October 20, 2013 (RUMBEK) – The business community in Lakes state’s capital Rumbek says it is continuing to struggle since the takeover of military caretaker governor Maj-Gen Matur Chut Dhuol who replaced elected governor Chol Tong Mayay in January.
- Many business owners in Lake state’s Rumbek Central county say they have been forced to shut down after being subject to threats and intimidation by security agents (ST)
Shops owners in Rumbek Central market claim they have been forced to shut down, amid complaints of high taxes, security concerns and harassment by authorities.
Local businesses are also increasingly being overwhelmed by foreign business communities composed of Kenyan, Ugandan and Sudanese nationals.
The majority of business owners interviewed by Sudan Tribune this week requested anonymity amid fears of reprisals from state authorities.
One businessman said he had been left with no option to close his wholesale company in Rumbek Central county. He plans to re-open his business in Central Equatoria’s Yei county.

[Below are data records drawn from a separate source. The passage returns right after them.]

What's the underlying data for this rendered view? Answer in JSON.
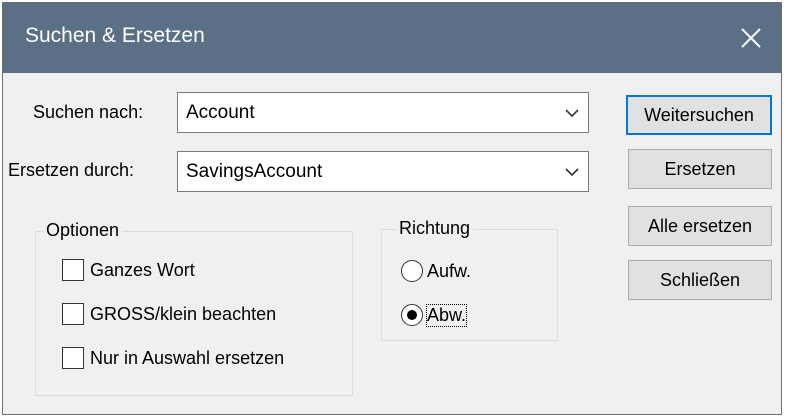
{
  "dialog": {
    "title": "Suchen & Ersetzen",
    "close_icon": "close-icon"
  },
  "search": {
    "label": "Suchen nach:",
    "value": "Account"
  },
  "replace": {
    "label": "Ersetzen durch:",
    "value": "SavingsAccount"
  },
  "buttons": {
    "find_next": "Weitersuchen",
    "replace": "Ersetzen",
    "replace_all": "Alle ersetzen",
    "close": "Schließen"
  },
  "options": {
    "legend": "Optionen",
    "items": [
      {
        "label": "Ganzes Wort",
        "checked": false
      },
      {
        "label": "GROSS/klein beachten",
        "checked": false
      },
      {
        "label": "Nur in Auswahl ersetzen",
        "checked": false
      }
    ]
  },
  "direction": {
    "legend": "Richtung",
    "items": [
      {
        "label": "Aufw.",
        "selected": false
      },
      {
        "label": "Abw.",
        "selected": true
      }
    ]
  },
  "colors": {
    "titlebar": "#5b7086",
    "dialog_bg": "#f0f0f0",
    "default_button_border": "#0078d7"
  }
}
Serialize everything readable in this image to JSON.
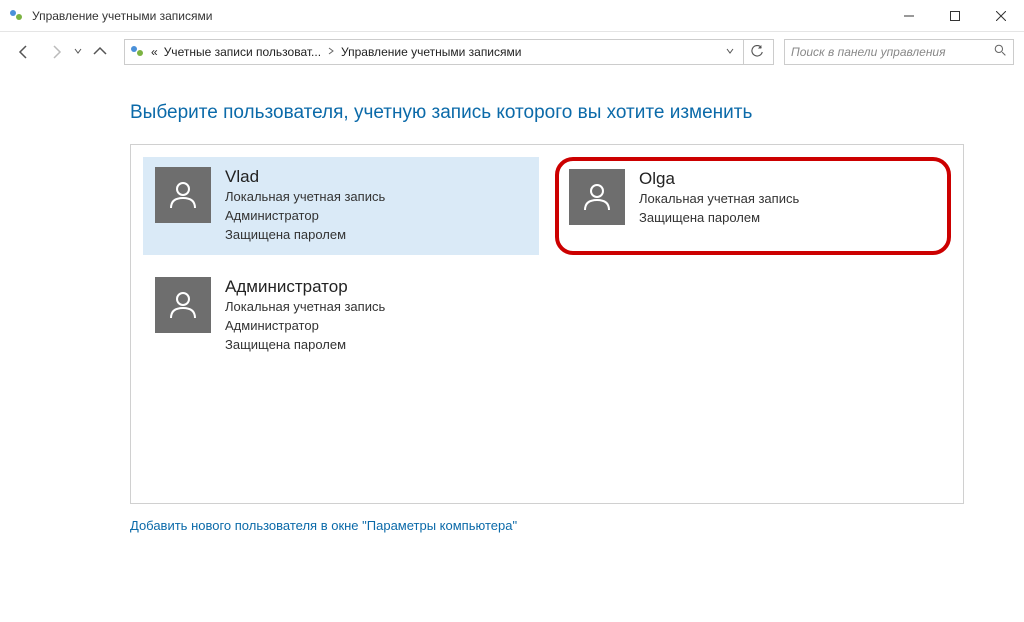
{
  "window": {
    "title": "Управление учетными записями"
  },
  "breadcrumb": {
    "prefix": "«",
    "item1": "Учетные записи пользоват...",
    "item2": "Управление учетными записями"
  },
  "search": {
    "placeholder": "Поиск в панели управления"
  },
  "main": {
    "heading": "Выберите пользователя, учетную запись которого вы хотите изменить",
    "add_link": "Добавить нового пользователя в окне \"Параметры компьютера\""
  },
  "accounts": [
    {
      "name": "Vlad",
      "type": "Локальная учетная запись",
      "role": "Администратор",
      "protected": "Защищена паролем",
      "selected": true,
      "highlighted": false
    },
    {
      "name": "Olga",
      "type": "Локальная учетная запись",
      "role": "",
      "protected": "Защищена паролем",
      "selected": false,
      "highlighted": true
    },
    {
      "name": "Администратор",
      "type": "Локальная учетная запись",
      "role": "Администратор",
      "protected": "Защищена паролем",
      "selected": false,
      "highlighted": false
    }
  ]
}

He accused the Lakes state government of being “harsh and aggressive”, saying businesses had faced “high taxes and intimidation” on a daily basis.
One 30-year-old man said that authorities were involved in the illegal collection of taxes.
“I have decided to close down my business because I am getting nothing; I am completely not benefiting at all from my shop – I sit in the shop and no customers [are] coming to buy; I am told that local resident are scared to come to town”, the man said.
He said Lake state authorities had been implicated in the unlawful collection of money from business owners and intimidating civilians.
Forty-year-old vegetable seller Rebecca Amer Majok expressed her disappointment with the current state leadership, describing the situation as a “rule of abuse”.
Amer said the government had failed to fulfil its promises to citizens, adding that “harassment and intimidation [has] become a permanent [part of the] constitution of Lakes state”.
“Daily you can hear of a person who is tortured to death in a military cell. You can hear people are being robbed on the highway. You can hear unknown gunman shot a person dead. You can hear women died in hospital during childbirth. You can hear government officials are having a conflict among themselves. You can hear disarmament is being imposed. You can hear key powerful [people] are [being] targeted”, she said.
FOREIGN BUSINESS SHUTS DOWN
The complaints follow the closure of a well-known foreign company operating in Rumbek Central county, which announced on 12 October it was shutting down its operations as a result of government-imposed restrictions on its business activities since June.
AFEX Group was the first company to begin operating in Rumbek Central county after the former rebel Sudan People’s Liberation Army/Movement (SPLA/M) signed a peace deal with Khartoum in 2005.
The business community in Rumbek Central county claim their complaints of harassment and abuse have been repeatedly ignored by the government.
The community was also upset by the governor’s decision to ban alcoholic drinks earlier this year, saying the move has damaged their businesses.
It also emerged on Wednesday that 30-year-old businessman Mohamed Adom Taric was killed by a man suspected to be a member of the South Sudanese army (SPLA) in what appeared to be a targeted attack.
The victim, who was a member of Darfur’s Zaghawa ethnic group, was killed in the Malakia area of Rumbek in a small lodge owned by Kolnyin Maker Ater Achien after armed men surrounded the residence, an An official from the Criminal Investigation Department (CID) said on condition of anonymity.
Many foreign business owners have already shut up shop, amid fears authorities cannot guarantee their protection.